→ **WHAT THE EXERCISE ASKS**: In the records below, count every line that contains the word "this" and report only the total.
━━━━━ SOURCE MATERIAL
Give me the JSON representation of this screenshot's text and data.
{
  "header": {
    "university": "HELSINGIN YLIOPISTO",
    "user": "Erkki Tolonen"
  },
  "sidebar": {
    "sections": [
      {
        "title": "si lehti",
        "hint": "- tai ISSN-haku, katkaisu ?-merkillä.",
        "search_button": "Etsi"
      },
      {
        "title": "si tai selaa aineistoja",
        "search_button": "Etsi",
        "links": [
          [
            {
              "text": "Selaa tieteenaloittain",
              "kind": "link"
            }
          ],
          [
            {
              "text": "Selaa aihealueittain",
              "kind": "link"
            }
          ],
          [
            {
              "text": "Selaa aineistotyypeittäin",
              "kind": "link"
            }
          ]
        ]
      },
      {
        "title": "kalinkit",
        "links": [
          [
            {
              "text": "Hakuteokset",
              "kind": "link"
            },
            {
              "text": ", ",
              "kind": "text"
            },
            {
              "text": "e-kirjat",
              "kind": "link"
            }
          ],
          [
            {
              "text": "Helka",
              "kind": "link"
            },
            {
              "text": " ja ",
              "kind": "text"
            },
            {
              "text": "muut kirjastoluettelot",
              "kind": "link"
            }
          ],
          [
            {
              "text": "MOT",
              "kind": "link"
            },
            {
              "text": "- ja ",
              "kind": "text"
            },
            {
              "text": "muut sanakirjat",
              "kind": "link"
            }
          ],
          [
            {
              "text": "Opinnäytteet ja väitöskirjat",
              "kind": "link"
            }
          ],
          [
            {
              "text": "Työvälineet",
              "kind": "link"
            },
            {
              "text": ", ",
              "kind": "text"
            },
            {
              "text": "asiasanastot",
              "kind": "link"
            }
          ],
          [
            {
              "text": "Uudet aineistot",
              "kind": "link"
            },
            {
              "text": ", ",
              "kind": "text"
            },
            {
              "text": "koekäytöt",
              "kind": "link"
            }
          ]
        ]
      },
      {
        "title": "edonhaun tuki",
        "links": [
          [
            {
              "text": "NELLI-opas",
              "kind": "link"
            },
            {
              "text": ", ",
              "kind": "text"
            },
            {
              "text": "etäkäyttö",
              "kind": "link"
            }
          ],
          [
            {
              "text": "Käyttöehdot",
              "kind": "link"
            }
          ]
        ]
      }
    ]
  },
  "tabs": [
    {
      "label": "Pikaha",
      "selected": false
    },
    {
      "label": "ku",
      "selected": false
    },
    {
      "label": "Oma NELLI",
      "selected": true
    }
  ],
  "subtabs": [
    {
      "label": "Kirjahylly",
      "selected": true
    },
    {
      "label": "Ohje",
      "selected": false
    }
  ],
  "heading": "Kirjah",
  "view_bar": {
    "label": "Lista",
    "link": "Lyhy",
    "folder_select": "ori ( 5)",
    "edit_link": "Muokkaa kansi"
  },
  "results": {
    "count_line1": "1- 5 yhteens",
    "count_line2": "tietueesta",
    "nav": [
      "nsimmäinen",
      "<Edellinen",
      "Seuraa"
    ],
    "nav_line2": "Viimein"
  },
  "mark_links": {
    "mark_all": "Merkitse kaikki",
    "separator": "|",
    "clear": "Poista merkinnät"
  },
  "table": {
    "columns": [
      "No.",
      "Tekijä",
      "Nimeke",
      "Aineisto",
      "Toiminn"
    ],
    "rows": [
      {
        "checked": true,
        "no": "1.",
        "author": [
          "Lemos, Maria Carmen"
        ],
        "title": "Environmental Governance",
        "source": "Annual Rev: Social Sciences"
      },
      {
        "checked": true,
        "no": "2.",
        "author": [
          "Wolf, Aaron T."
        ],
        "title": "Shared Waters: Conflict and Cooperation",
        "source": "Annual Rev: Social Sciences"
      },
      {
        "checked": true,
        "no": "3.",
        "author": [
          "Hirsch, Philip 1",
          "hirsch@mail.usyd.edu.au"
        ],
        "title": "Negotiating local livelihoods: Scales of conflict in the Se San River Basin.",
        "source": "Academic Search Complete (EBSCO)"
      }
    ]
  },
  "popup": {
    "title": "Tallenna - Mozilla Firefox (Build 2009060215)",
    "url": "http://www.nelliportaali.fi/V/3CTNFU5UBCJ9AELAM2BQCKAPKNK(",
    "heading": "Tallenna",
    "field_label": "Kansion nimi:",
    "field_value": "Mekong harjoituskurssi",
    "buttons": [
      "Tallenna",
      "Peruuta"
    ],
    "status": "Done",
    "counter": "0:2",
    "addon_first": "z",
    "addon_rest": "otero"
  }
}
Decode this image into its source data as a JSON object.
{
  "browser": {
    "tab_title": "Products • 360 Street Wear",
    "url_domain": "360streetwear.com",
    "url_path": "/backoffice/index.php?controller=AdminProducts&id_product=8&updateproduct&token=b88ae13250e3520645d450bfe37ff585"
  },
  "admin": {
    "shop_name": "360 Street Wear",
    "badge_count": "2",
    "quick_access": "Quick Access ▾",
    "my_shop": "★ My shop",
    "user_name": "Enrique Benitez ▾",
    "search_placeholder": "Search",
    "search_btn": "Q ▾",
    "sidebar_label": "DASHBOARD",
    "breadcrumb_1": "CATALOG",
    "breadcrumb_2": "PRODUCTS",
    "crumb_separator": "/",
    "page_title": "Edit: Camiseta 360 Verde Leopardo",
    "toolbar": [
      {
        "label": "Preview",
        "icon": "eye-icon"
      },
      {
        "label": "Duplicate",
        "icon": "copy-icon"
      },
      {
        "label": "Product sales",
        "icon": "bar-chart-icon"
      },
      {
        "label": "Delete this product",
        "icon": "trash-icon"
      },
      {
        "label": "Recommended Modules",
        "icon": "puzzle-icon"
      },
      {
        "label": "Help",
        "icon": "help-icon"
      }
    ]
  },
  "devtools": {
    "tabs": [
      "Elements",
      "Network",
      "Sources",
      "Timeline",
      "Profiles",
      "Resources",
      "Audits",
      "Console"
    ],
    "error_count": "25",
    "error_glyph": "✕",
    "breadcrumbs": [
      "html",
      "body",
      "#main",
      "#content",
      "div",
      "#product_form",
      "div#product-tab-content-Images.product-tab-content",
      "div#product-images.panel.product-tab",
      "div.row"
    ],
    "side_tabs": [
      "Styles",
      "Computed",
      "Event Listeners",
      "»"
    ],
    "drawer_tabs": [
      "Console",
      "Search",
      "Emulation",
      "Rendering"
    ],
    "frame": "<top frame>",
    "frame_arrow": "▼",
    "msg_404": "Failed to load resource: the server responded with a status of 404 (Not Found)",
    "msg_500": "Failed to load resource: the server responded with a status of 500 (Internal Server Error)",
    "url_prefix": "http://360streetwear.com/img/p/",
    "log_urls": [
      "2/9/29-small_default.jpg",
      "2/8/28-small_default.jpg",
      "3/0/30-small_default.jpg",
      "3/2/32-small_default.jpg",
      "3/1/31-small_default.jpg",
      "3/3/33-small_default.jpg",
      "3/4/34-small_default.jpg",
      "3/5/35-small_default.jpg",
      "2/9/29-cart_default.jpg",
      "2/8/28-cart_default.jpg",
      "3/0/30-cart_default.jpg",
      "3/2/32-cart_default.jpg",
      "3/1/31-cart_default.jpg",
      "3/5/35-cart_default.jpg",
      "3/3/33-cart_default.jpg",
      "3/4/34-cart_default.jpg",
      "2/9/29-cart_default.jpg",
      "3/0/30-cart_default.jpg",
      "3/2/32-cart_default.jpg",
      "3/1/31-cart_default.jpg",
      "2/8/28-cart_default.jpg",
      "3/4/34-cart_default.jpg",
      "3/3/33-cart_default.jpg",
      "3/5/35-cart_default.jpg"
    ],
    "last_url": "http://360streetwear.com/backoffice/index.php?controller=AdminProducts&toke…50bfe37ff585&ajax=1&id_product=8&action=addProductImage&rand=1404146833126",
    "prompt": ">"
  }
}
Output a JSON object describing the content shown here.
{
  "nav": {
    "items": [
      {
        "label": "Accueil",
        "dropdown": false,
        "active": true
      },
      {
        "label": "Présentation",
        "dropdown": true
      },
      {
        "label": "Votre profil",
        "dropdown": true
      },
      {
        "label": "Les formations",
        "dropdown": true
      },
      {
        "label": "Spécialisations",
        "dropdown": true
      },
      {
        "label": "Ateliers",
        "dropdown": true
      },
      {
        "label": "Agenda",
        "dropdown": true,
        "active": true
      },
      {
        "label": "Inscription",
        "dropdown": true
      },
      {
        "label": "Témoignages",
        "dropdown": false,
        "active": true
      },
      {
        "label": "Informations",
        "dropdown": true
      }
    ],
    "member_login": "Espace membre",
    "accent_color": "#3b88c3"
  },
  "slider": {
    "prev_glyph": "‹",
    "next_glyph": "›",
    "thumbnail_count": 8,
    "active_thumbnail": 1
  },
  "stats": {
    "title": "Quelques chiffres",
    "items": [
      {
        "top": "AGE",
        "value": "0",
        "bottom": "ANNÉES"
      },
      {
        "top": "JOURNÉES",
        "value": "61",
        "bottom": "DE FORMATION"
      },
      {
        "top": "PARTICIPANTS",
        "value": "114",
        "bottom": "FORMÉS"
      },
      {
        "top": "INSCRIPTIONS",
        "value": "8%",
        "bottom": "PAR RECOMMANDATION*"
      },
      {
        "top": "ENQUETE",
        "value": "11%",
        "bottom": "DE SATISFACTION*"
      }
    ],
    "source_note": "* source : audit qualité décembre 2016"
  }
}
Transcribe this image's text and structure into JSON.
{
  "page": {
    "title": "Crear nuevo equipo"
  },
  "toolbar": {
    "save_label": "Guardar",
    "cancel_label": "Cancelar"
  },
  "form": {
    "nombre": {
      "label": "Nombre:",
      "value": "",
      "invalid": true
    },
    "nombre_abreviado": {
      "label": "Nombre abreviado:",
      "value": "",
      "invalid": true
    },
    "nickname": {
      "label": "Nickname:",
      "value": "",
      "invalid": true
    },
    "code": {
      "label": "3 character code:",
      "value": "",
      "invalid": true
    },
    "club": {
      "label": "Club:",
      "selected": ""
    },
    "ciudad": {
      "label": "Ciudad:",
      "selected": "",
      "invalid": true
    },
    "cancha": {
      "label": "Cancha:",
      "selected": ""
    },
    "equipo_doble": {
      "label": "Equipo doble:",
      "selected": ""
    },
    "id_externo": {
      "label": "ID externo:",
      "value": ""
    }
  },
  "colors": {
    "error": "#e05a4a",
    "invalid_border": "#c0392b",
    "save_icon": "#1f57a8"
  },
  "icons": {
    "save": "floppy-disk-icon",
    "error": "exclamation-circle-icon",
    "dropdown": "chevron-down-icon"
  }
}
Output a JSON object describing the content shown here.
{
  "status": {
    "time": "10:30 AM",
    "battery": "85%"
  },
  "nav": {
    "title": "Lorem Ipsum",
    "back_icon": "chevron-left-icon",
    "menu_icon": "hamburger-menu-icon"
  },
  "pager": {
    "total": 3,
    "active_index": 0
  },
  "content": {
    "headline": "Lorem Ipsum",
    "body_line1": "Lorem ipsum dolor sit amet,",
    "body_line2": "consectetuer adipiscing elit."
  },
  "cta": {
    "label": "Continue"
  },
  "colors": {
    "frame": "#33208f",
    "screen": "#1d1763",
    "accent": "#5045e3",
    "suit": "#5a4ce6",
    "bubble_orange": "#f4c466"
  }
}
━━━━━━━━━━
→ **TASK ANSWER**: 4